"I still get friends bringing me broken inner tubes and bike shops donate theirs to me instead of having to pay to have them recycled."
Katri's partnered with Redo Norwich which works alongside charities and businesses to help them to reduce waste.
They help Katri source other materials she uses for her projects including rags and denim offcuts.
She added how she prides herself in sourcing good-quality materials to give them a new lease of life - and to keep them from landfill.
"Inspiration comes from everywhere.
"I get a lot of requests to try and make items.
"I find it really interesting to see normal clothes or accessories and think how I can flip it on its head.
"I say to people to contact me if an item breaks to see if I can repair it rather than throw it away. I haven't had any of those so far which is encouraging."
How she does it
When Katri has a collection of bike inner tubes from donations and friends she cuts out the pump attachments and splits the tubes in half lengthways to flatten them out.

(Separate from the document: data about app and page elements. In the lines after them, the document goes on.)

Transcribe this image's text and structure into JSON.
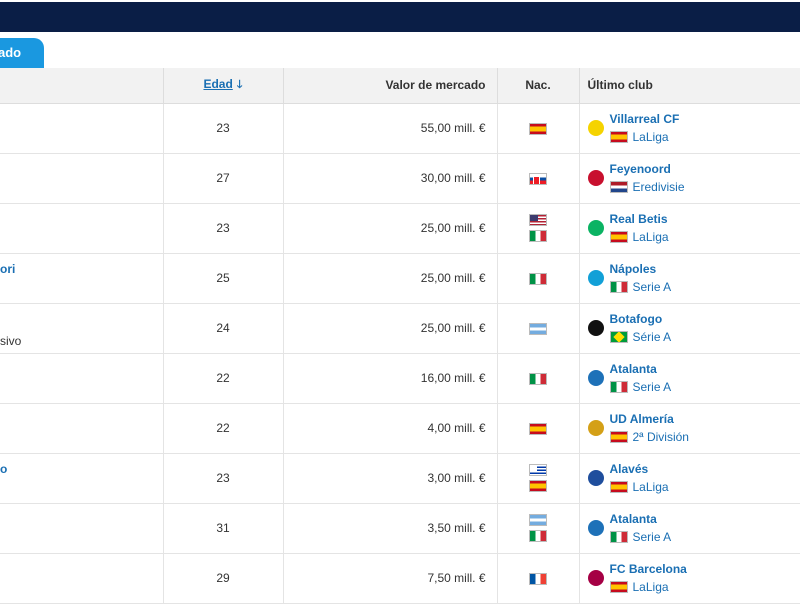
{
  "tab": {
    "label": "ado"
  },
  "headers": {
    "age": "Edad",
    "value": "Valor de mercado",
    "nat": "Nac.",
    "club": "Último club"
  },
  "rows": [
    {
      "name": "",
      "sub": "",
      "age": "23",
      "value": "55,00 mill. €",
      "flags": [
        "f-es"
      ],
      "club": "Villarreal CF",
      "league": "LaLiga",
      "league_flag": "f-es",
      "crest": "#f5d300"
    },
    {
      "name": "",
      "sub": "",
      "age": "27",
      "value": "30,00 mill. €",
      "flags": [
        "f-sk"
      ],
      "club": "Feyenoord",
      "league": "Eredivisie",
      "league_flag": "f-nl",
      "crest": "#c8102e"
    },
    {
      "name": "",
      "sub": "",
      "age": "23",
      "value": "25,00 mill. €",
      "flags": [
        "f-us",
        "f-it"
      ],
      "club": "Real Betis",
      "league": "LaLiga",
      "league_flag": "f-es",
      "crest": "#0bb363"
    },
    {
      "name": "ori",
      "sub": "",
      "age": "25",
      "value": "25,00 mill. €",
      "flags": [
        "f-it"
      ],
      "club": "Nápoles",
      "league": "Serie A",
      "league_flag": "f-it",
      "crest": "#12a0d7"
    },
    {
      "name": "",
      "sub": "sivo",
      "age": "24",
      "value": "25,00 mill. €",
      "flags": [
        "f-ar"
      ],
      "club": "Botafogo",
      "league": "Série A",
      "league_flag": "f-br",
      "crest": "#111111"
    },
    {
      "name": "",
      "sub": "",
      "age": "22",
      "value": "16,00 mill. €",
      "flags": [
        "f-it"
      ],
      "club": "Atalanta",
      "league": "Serie A",
      "league_flag": "f-it",
      "crest": "#1e71b8"
    },
    {
      "name": "",
      "sub": "",
      "age": "22",
      "value": "4,00 mill. €",
      "flags": [
        "f-es"
      ],
      "club": "UD Almería",
      "league": "2ª División",
      "league_flag": "f-es",
      "crest": "#d4a017"
    },
    {
      "name": "o",
      "sub": "",
      "age": "23",
      "value": "3,00 mill. €",
      "flags": [
        "f-uy",
        "f-es"
      ],
      "club": "Alavés",
      "league": "LaLiga",
      "league_flag": "f-es",
      "crest": "#1f4e9d"
    },
    {
      "name": "",
      "sub": "",
      "age": "31",
      "value": "3,50 mill. €",
      "flags": [
        "f-ar",
        "f-it"
      ],
      "club": "Atalanta",
      "league": "Serie A",
      "league_flag": "f-it",
      "crest": "#1e71b8"
    },
    {
      "name": "",
      "sub": "",
      "age": "29",
      "value": "7,50 mill. €",
      "flags": [
        "f-fr"
      ],
      "club": "FC Barcelona",
      "league": "LaLiga",
      "league_flag": "f-es",
      "crest": "#a50044"
    }
  ]
}
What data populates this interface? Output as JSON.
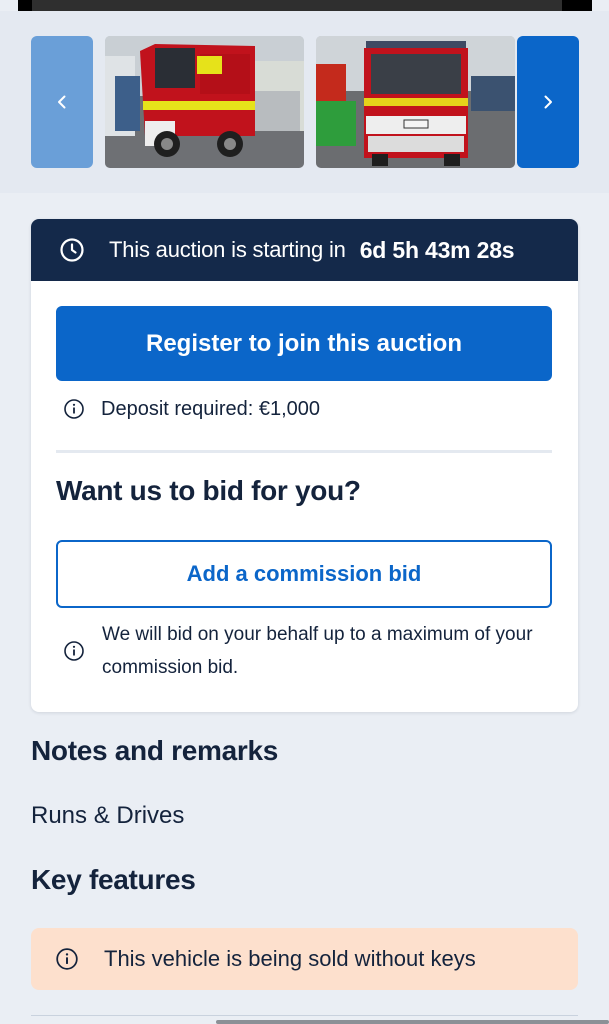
{
  "gallery": {
    "prev_icon": "chevron-left-icon",
    "next_icon": "chevron-right-icon",
    "images": [
      {
        "subject": "fire truck side view"
      },
      {
        "subject": "fire truck front view"
      }
    ],
    "colors": {
      "prev": "#6a9fd8",
      "next": "#0b66c9"
    }
  },
  "auction": {
    "header_icon": "clock-icon",
    "starting_label": "This auction is starting in",
    "countdown": "6d 5h 43m 28s",
    "register_label": "Register to join this auction",
    "deposit_icon": "info-icon",
    "deposit_text": "Deposit required: €1,000",
    "bid_title": "Want us to bid for you?",
    "commission_label": "Add a commission bid",
    "commission_note": "We will bid on your behalf up to a maximum of your commission bid.",
    "colors": {
      "header": "#14294a",
      "accent": "#0b66c9"
    }
  },
  "notes": {
    "title": "Notes and remarks",
    "text": "Runs & Drives"
  },
  "features": {
    "title": "Key features",
    "items": [
      {
        "icon": "info-icon",
        "text": "This vehicle is being sold without keys"
      }
    ],
    "colors": {
      "banner": "#fde0cd"
    }
  }
}
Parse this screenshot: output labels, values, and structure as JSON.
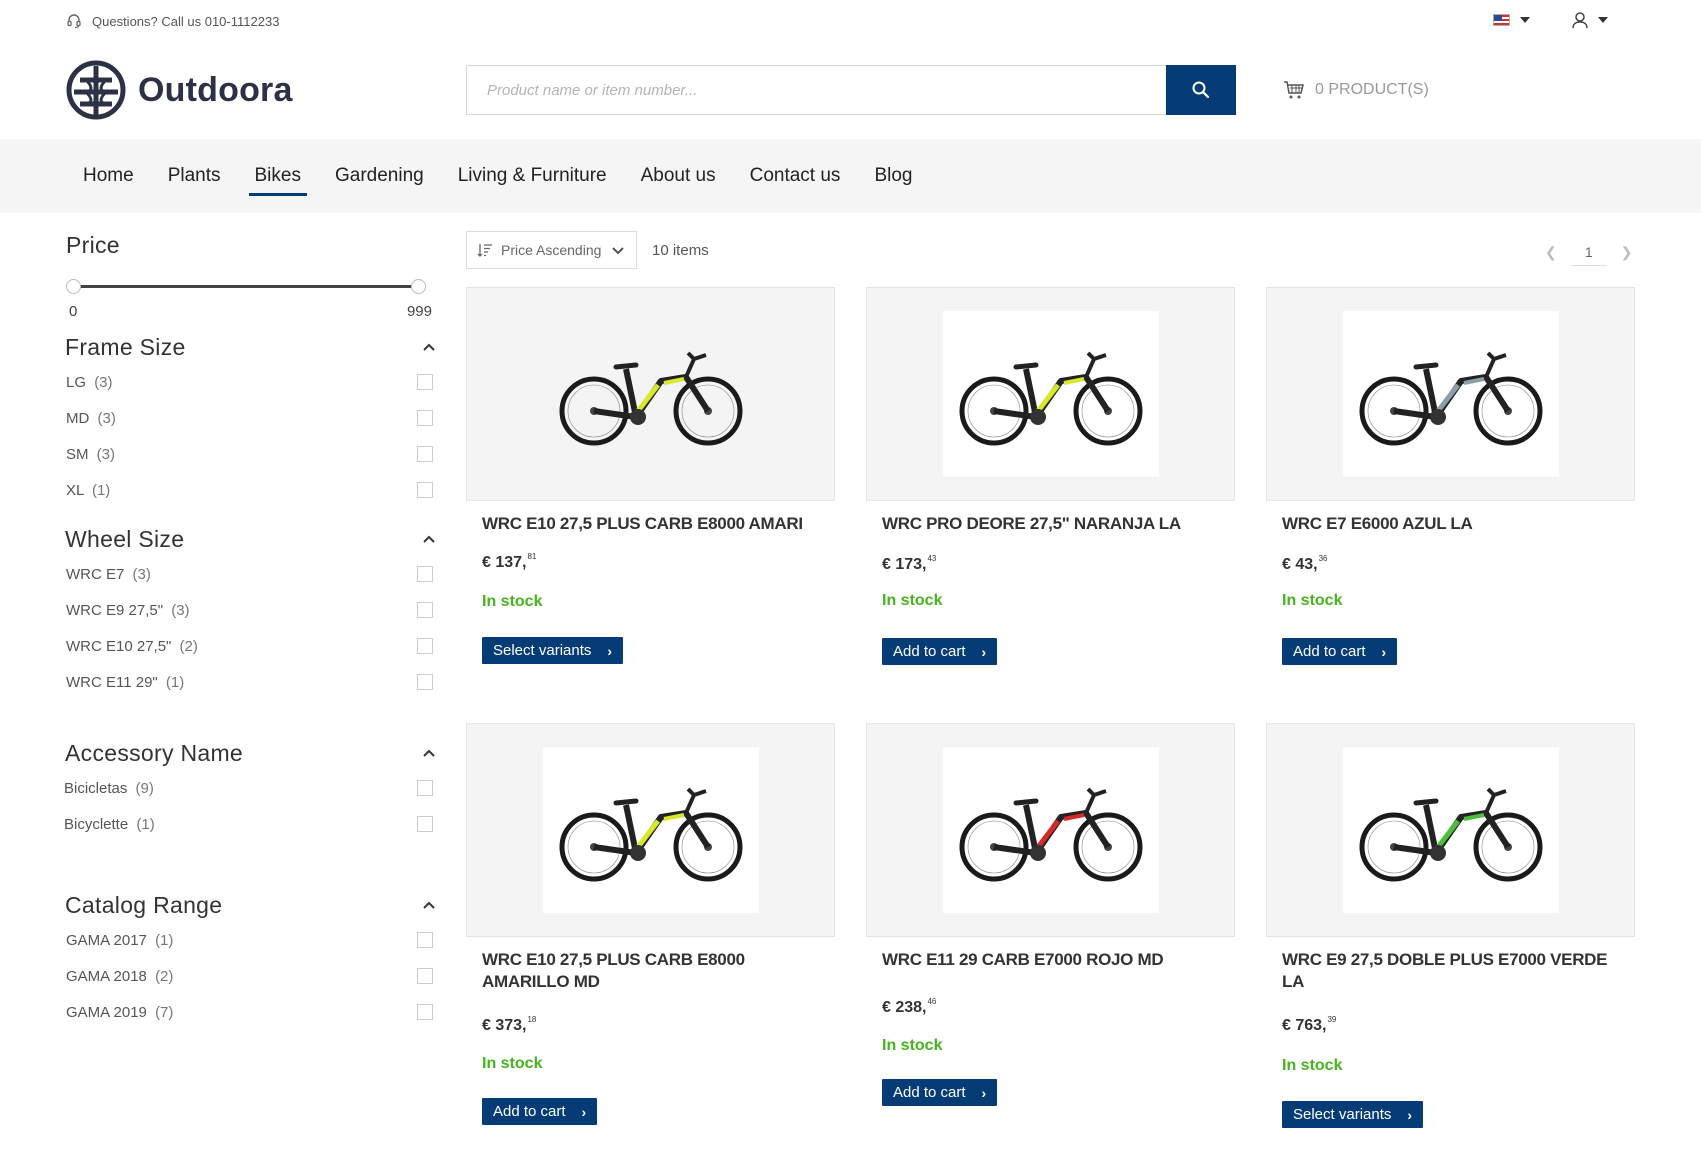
{
  "topbar": {
    "phone_text": "Questions? Call us 010-1112233",
    "headset_icon": "headset-icon",
    "flag_icon": "us-flag-icon",
    "user_icon": "user-icon"
  },
  "header": {
    "logo_text": "Outdoora",
    "search_placeholder": "Product name or item number...",
    "cart_label": "0 PRODUCT(S)"
  },
  "nav": {
    "items": [
      "Home",
      "Plants",
      "Bikes",
      "Gardening",
      "Living & Furniture",
      "About us",
      "Contact us",
      "Blog"
    ],
    "active": "Bikes"
  },
  "filters": {
    "price": {
      "title": "Price",
      "min": "0",
      "max": "999"
    },
    "frame_size": {
      "title": "Frame Size",
      "options": [
        {
          "label": "LG",
          "count": "(3)"
        },
        {
          "label": "MD",
          "count": "(3)"
        },
        {
          "label": "SM",
          "count": "(3)"
        },
        {
          "label": "XL",
          "count": "(1)"
        }
      ]
    },
    "wheel_size": {
      "title": "Wheel Size",
      "options": [
        {
          "label": "WRC E7",
          "count": "(3)"
        },
        {
          "label": "WRC E9 27,5\"",
          "count": "(3)"
        },
        {
          "label": "WRC E10 27,5\"",
          "count": "(2)"
        },
        {
          "label": "WRC E11 29\"",
          "count": "(1)"
        }
      ]
    },
    "accessory_name": {
      "title": "Accessory Name",
      "options": [
        {
          "label": "Bicicletas",
          "count": "(9)"
        },
        {
          "label": "Bicyclette",
          "count": "(1)"
        }
      ]
    },
    "catalog_range": {
      "title": "Catalog Range",
      "options": [
        {
          "label": "GAMA 2017",
          "count": "(1)"
        },
        {
          "label": "GAMA 2018",
          "count": "(2)"
        },
        {
          "label": "GAMA 2019",
          "count": "(7)"
        }
      ]
    }
  },
  "toolbar": {
    "sort_label": "Price Ascending",
    "items_count": "10 items",
    "page": "1"
  },
  "products": [
    {
      "name": "WRC E10 27,5 PLUS CARB E8000 AMARI",
      "price": "€ 137,",
      "cents": "81",
      "stock": "In stock",
      "button": "Select variants",
      "accent": "#d8e82a"
    },
    {
      "name": "WRC PRO DEORE 27,5\" NARANJA LA",
      "price": "€ 173,",
      "cents": "43",
      "stock": "In stock",
      "button": "Add to cart",
      "accent": "#d8e82a"
    },
    {
      "name": "WRC E7 E6000 AZUL LA",
      "price": "€ 43,",
      "cents": "36",
      "stock": "In stock",
      "button": "Add to cart",
      "accent": "#8aa0a8"
    },
    {
      "name": "WRC E10 27,5 PLUS CARB E8000 AMARILLO MD",
      "price": "€ 373,",
      "cents": "18",
      "stock": "In stock",
      "button": "Add to cart",
      "accent": "#d8e82a"
    },
    {
      "name": "WRC E11 29 CARB E7000 ROJO MD",
      "price": "€ 238,",
      "cents": "46",
      "stock": "In stock",
      "button": "Add to cart",
      "accent": "#d42a2a"
    },
    {
      "name": "WRC E9 27,5 DOBLE PLUS E7000 VERDE LA",
      "price": "€ 763,",
      "cents": "39",
      "stock": "In stock",
      "button": "Select variants",
      "accent": "#4bbf3a"
    }
  ]
}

Then they get shoved in her washing machine at her NR3 home for a thorough cleaning.
She explained: "I do a few at a time. I used to wash them in the bath but then I realised I wouldn't break the machine if I put them in.
"At least I haven't yet. Fingers crossed."
After the tubes are cleaned and dried she takes the tubes to her studio where she sorts through the material piece by piece to see what is strong and viable enough to work with.
"Usually I can use every bit just for different purposes," she said, adding that very little material is wasted. "But it's a lot of work."
From there she cuts the tubing to the desired length and shape for her desired design before attaching other materials and pieces.